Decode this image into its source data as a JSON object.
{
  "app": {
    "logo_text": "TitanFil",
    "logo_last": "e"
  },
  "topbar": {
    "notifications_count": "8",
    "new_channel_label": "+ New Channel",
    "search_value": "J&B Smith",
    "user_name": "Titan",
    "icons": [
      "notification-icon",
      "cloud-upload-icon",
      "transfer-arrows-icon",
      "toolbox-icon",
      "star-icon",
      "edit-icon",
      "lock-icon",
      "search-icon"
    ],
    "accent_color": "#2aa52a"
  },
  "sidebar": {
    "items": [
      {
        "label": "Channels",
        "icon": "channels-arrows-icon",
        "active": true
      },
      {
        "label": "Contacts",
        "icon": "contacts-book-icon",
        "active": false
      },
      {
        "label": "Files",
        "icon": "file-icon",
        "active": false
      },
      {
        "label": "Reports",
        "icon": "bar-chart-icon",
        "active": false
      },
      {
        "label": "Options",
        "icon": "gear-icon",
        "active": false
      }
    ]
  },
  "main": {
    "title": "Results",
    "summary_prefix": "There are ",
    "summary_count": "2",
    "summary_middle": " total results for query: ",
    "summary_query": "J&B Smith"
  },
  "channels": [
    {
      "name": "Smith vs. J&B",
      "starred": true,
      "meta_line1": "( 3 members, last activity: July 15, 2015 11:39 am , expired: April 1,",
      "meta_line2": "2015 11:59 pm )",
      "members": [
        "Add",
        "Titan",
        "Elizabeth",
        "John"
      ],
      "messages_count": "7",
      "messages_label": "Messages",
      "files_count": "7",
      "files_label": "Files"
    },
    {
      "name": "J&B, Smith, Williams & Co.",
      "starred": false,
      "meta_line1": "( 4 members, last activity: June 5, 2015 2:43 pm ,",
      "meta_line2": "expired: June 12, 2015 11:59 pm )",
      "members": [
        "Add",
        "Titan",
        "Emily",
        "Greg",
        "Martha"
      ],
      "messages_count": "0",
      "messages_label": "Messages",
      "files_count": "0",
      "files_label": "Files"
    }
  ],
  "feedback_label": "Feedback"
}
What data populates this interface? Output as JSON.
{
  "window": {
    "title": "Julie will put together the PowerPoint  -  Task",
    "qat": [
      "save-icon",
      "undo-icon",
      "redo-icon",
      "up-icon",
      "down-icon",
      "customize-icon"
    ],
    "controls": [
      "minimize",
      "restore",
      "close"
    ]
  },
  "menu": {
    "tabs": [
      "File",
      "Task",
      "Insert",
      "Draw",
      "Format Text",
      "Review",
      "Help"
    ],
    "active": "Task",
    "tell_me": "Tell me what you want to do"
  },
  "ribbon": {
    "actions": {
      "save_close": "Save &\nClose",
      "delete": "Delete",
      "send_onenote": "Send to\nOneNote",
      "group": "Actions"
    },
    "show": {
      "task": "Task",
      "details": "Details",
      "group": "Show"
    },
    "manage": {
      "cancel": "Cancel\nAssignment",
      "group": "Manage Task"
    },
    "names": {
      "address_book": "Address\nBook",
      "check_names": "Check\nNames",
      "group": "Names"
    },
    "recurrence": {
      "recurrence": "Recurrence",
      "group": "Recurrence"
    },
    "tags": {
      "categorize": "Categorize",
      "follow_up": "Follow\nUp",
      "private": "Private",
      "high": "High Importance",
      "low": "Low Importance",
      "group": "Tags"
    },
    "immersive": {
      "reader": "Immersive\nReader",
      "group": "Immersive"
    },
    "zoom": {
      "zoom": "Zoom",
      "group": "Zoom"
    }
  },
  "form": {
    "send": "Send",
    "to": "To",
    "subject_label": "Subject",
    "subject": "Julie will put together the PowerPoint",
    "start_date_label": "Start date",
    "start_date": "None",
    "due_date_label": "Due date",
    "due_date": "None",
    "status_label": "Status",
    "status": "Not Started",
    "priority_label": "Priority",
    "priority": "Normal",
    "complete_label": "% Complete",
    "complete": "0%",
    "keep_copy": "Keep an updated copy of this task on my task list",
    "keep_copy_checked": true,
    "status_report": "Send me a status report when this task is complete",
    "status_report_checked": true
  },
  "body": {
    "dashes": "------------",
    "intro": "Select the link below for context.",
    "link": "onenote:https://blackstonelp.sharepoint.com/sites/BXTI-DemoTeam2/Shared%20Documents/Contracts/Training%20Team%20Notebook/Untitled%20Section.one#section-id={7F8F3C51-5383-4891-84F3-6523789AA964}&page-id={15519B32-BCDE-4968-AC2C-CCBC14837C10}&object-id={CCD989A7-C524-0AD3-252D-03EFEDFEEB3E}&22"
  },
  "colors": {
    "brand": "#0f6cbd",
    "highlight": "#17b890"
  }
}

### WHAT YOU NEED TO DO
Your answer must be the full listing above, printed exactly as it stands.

### ANSWER BOX
Decode this image into its source data as a JSON object.
{
  "app": {
    "logo_text": "TitanFil",
    "logo_last": "e"
  },
  "topbar": {
    "notifications_count": "8",
    "new_channel_label": "+ New Channel",
    "search_value": "J&B Smith",
    "user_name": "Titan",
    "icons": [
      "notification-icon",
      "cloud-upload-icon",
      "transfer-arrows-icon",
      "toolbox-icon",
      "star-icon",
      "edit-icon",
      "lock-icon",
      "search-icon"
    ],
    "accent_color": "#2aa52a"
  },
  "sidebar": {
    "items": [
      {
        "label": "Channels",
        "icon": "channels-arrows-icon",
        "active": true
      },
      {
        "label": "Contacts",
        "icon": "contacts-book-icon",
        "active": false
      },
      {
        "label": "Files",
        "icon": "file-icon",
        "active": false
      },
      {
        "label": "Reports",
        "icon": "bar-chart-icon",
        "active": false
      },
      {
        "label": "Options",
        "icon": "gear-icon",
        "active": false
      }
    ]
  },
  "main": {
    "title": "Results",
    "summary_prefix": "There are ",
    "summary_count": "2",
    "summary_middle": " total results for query: ",
    "summary_query": "J&B Smith"
  },
  "channels": [
    {
      "name": "Smith vs. J&B",
      "starred": true,
      "meta_line1": "( 3 members, last activity: July 15, 2015 11:39 am , expired: April 1,",
      "meta_line2": "2015 11:59 pm )",
      "members": [
        "Add",
        "Titan",
        "Elizabeth",
        "John"
      ],
      "messages_count": "7",
      "messages_label": "Messages",
      "files_count": "7",
      "files_label": "Files"
    },
    {
      "name": "J&B, Smith, Williams & Co.",
      "starred": false,
      "meta_line1": "( 4 members, last activity: June 5, 2015 2:43 pm ,",
      "meta_line2": "expired: June 12, 2015 11:59 pm )",
      "members": [
        "Add",
        "Titan",
        "Emily",
        "Greg",
        "Martha"
      ],
      "messages_count": "0",
      "messages_label": "Messages",
      "files_count": "0",
      "files_label": "Files"
    }
  ],
  "feedback_label": "Feedback"
}
What data populates this interface? Output as JSON.
{
  "window": {
    "title": "Julie will put together the PowerPoint  -  Task",
    "qat": [
      "save-icon",
      "undo-icon",
      "redo-icon",
      "up-icon",
      "down-icon",
      "customize-icon"
    ],
    "controls": [
      "minimize",
      "restore",
      "close"
    ]
  },
  "menu": {
    "tabs": [
      "File",
      "Task",
      "Insert",
      "Draw",
      "Format Text",
      "Review",
      "Help"
    ],
    "active": "Task",
    "tell_me": "Tell me what you want to do"
  },
  "ribbon": {
    "actions": {
      "save_close": "Save &\nClose",
      "delete": "Delete",
      "send_onenote": "Send to\nOneNote",
      "group": "Actions"
    },
    "show": {
      "task": "Task",
      "details": "Details",
      "group": "Show"
    },
    "manage": {
      "cancel": "Cancel\nAssignment",
      "group": "Manage Task"
    },
    "names": {
      "address_book": "Address\nBook",
      "check_names": "Check\nNames",
      "group": "Names"
    },
    "recurrence": {
      "recurrence": "Recurrence",
      "group": "Recurrence"
    },
    "tags": {
      "categorize": "Categorize",
      "follow_up": "Follow\nUp",
      "private": "Private",
      "high": "High Importance",
      "low": "Low Importance",
      "group": "Tags"
    },
    "immersive": {
      "reader": "Immersive\nReader",
      "group": "Immersive"
    },
    "zoom": {
      "zoom": "Zoom",
      "group": "Zoom"
    }
  },
  "form": {
    "send": "Send",
    "to": "To",
    "subject_label": "Subject",
    "subject": "Julie will put together the PowerPoint",
    "start_date_label": "Start date",
    "start_date": "None",
    "due_date_label": "Due date",
    "due_date": "None",
    "status_label": "Status",
    "status": "Not Started",
    "priority_label": "Priority",
    "priority": "Normal",
    "complete_label": "% Complete",
    "complete": "0%",
    "keep_copy": "Keep an updated copy of this task on my task list",
    "keep_copy_checked": true,
    "status_report": "Send me a status report when this task is complete",
    "status_report_checked": true
  },
  "body": {
    "dashes": "------------",
    "intro": "Select the link below for context.",
    "link": "onenote:https://blackstonelp.sharepoint.com/sites/BXTI-DemoTeam2/Shared%20Documents/Contracts/Training%20Team%20Notebook/Untitled%20Section.one#section-id={7F8F3C51-5383-4891-84F3-6523789AA964}&page-id={15519B32-BCDE-4968-AC2C-CCBC14837C10}&object-id={CCD989A7-C524-0AD3-252D-03EFEDFEEB3E}&22"
  },
  "colors": {
    "brand": "#0f6cbd",
    "highlight": "#17b890"
  }
}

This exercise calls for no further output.